The work of the Messiah is described by His forerunner in Isaiah:
Every valley shall be exalted, and every mountain and hill shall be made low, and the crooked shall be made straight, and the rough places plain. (Isaiah 40:4)
…I will make darkness light before them, and crooked things straight. (Isaiah 42:16)
When the Messiah would come, the prophets foretold, He would turn the crooked paths –those distorted and perverted paths– into straight paths for men to walk so as to find salvation only in Him.
Later, John the Baptist used Isaiah’s words to introduce the ministry of Jesus:
Every valley shall be filled, and every mountain and hill shall be brought low; and the crooked shall be made straight, and the rough ways shall be made smooth; and all flesh shall see the salvation of God. (Luke 3:5)
Repeatedly in the Gospels Jesus fulfilled the prophecies by changing paths made crooked by legalistic religion and worldly values into straight paths that brought people straight to Himself!
In light of this wooing characteristic in Our Lord, why are many modern prayer ministries encouraging a method of praying that employs crooked paths?
I was recently motivated to learn more about St. Paul’s Chapel in New York City. In 1766 the newly inaugurated president, George Washington, lead a procession of political leaders to a location in lower Manhattan for a prayer of dedication for our nation. St. Paul’s Chapel, part of Trinity Wall Street Episcopal Church, is located on that spot and is the oldest building in New York that remains in continuous use.
St. Paul’s Chapel has survived over 200 years of turbulent history of this country. The most recent of which was the terrorist attack on the towers of the World Trade Center in 2001. Although much was destroyed at Ground Zero, this chapel survived!
As I read about this chapel, my eye caught an interesting highlight on their web site that promoted their labyrinth. A labyrinth is an ancient, pagan work of art that traces its history back to Daedalus of Crete. Although revived and “christianized” by the Roman Catholic Church during the dark Middle Ages, there is nothing Christian about the use of a labyrinth! St Paul’s Chapel web site states: “a labyrinth walk is a symbolic pilgrimage, a cathartic act that leads to salvation, enlightenment or consolation.”
I could not believe what I read: “a labyrinth walk is…a cathartic act that leads to salvation.” They were offering a salvation that is man-produced instead of Christ-redeemed through His crucifixion! Instead of a “straight path” to the Messiah, the “crooked path” of their labyrinth is leading many to a counterfeit salvation.
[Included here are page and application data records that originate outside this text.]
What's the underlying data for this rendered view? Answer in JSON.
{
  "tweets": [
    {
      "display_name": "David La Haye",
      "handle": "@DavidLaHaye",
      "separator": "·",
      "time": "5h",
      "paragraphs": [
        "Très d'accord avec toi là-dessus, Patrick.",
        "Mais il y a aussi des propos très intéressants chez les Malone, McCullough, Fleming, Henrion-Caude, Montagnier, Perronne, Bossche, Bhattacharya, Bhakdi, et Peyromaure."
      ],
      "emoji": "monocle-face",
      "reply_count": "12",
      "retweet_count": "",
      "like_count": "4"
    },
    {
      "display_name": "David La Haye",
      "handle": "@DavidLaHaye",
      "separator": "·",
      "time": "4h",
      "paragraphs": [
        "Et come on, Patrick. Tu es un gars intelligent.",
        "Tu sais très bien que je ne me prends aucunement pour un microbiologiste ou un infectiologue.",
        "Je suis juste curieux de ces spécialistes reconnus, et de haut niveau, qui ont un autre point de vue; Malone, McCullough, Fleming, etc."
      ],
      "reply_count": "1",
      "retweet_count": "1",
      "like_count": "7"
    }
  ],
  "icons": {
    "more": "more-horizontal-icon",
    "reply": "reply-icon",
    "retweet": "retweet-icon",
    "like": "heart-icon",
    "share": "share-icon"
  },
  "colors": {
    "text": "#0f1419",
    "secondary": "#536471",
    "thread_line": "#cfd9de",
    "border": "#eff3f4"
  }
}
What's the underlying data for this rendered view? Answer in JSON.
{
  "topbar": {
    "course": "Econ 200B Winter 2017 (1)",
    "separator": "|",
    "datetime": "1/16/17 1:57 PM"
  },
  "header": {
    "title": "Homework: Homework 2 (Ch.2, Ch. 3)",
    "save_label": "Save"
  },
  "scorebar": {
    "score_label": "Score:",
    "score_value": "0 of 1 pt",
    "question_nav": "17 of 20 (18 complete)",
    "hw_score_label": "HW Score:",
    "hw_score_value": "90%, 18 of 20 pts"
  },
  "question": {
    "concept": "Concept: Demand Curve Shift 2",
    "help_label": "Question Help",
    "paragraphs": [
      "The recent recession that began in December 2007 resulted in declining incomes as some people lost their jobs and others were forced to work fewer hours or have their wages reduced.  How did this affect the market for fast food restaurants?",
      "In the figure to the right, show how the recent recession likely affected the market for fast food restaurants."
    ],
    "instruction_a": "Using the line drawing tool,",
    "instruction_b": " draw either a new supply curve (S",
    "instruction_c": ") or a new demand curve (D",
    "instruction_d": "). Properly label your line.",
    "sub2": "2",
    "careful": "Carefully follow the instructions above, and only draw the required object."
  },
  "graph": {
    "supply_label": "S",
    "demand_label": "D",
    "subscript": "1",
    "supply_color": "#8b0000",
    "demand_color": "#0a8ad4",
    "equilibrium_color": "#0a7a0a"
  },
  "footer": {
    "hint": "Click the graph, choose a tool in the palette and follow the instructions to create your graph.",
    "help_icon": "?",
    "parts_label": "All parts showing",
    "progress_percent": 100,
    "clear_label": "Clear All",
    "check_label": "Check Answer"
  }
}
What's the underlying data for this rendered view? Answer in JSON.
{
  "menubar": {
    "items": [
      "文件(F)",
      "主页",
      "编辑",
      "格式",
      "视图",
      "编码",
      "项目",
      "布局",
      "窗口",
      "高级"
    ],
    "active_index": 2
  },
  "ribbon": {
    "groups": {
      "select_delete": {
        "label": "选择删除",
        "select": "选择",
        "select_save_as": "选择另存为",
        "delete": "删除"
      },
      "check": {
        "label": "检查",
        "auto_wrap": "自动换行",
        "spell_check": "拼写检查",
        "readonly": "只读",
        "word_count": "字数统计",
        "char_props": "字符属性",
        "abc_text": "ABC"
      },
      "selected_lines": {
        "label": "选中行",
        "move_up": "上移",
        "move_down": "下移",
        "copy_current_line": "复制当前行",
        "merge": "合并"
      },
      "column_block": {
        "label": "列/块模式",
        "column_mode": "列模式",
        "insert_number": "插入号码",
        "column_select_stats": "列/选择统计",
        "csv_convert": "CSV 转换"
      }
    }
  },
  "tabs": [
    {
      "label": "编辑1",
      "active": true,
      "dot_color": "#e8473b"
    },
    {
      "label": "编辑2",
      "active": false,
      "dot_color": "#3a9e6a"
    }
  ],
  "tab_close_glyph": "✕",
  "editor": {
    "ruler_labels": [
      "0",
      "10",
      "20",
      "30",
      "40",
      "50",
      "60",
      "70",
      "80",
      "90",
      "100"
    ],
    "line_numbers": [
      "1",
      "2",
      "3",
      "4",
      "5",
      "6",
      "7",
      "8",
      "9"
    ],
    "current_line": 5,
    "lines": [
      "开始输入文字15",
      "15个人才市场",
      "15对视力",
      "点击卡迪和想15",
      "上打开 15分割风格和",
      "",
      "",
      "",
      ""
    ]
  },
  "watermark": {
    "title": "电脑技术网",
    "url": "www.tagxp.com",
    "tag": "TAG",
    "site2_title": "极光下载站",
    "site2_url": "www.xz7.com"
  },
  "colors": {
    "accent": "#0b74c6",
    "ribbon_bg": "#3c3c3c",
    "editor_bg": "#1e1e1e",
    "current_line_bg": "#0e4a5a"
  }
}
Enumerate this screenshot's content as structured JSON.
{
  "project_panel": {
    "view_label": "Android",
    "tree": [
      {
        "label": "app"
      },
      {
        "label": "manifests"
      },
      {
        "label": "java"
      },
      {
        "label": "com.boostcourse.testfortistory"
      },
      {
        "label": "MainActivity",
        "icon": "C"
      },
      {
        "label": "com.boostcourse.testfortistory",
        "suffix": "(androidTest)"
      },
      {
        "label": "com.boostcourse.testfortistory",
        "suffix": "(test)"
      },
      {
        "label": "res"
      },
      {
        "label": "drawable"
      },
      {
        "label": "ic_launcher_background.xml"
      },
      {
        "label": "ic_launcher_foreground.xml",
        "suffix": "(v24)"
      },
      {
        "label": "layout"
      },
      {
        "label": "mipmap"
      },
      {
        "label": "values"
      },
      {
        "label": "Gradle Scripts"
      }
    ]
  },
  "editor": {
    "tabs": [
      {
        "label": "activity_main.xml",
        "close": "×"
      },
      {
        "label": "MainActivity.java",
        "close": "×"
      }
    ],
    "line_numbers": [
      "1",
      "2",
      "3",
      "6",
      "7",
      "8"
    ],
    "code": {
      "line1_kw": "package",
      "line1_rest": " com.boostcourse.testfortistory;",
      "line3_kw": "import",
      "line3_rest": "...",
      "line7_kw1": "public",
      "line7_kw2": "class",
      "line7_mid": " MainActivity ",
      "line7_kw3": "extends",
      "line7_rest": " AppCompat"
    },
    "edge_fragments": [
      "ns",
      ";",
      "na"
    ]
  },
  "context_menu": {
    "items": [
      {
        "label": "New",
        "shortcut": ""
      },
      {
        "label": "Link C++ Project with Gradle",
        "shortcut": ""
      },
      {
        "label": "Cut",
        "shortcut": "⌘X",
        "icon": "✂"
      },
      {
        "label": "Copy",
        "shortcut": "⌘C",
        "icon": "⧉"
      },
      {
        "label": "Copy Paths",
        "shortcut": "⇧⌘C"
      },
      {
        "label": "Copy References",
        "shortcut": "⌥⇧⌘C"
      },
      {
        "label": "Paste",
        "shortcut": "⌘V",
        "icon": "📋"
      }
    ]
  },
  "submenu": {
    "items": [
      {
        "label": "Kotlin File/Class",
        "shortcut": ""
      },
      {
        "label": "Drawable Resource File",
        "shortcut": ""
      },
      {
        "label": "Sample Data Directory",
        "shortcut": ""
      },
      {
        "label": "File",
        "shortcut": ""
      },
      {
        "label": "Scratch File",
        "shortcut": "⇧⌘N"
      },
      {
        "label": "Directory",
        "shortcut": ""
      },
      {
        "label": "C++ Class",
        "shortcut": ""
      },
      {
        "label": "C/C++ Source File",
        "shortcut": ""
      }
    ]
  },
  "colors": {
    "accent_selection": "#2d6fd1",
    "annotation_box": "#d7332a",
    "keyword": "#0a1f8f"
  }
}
Recently our daughter’s family visited a strong Southern Baptist church in their community. They inquired about the prayer ministry of the church and were told that it is a “cathartic ministry of the church”! Webster describes a catharsis as a purification of the emotions primarily through art forms.
Many denominations and churches have long left biblically sound prayer ministries that serve as a straight path to the Messiah and His purposes. Inspired by something novel and often following the writings of false prophets, they have chosen to employ pagan-originated prayer walks and labyrinths to massage the emotions. Visually they can see the gnarled, distorted, and twisted image of the labyrinths! Often what they cannot see is the subtle message that salvation and healing are man-produced. Their crooked path hinders the Messiah and His purposes! According to Isaiah 59:8, their crooked path will not bring peace!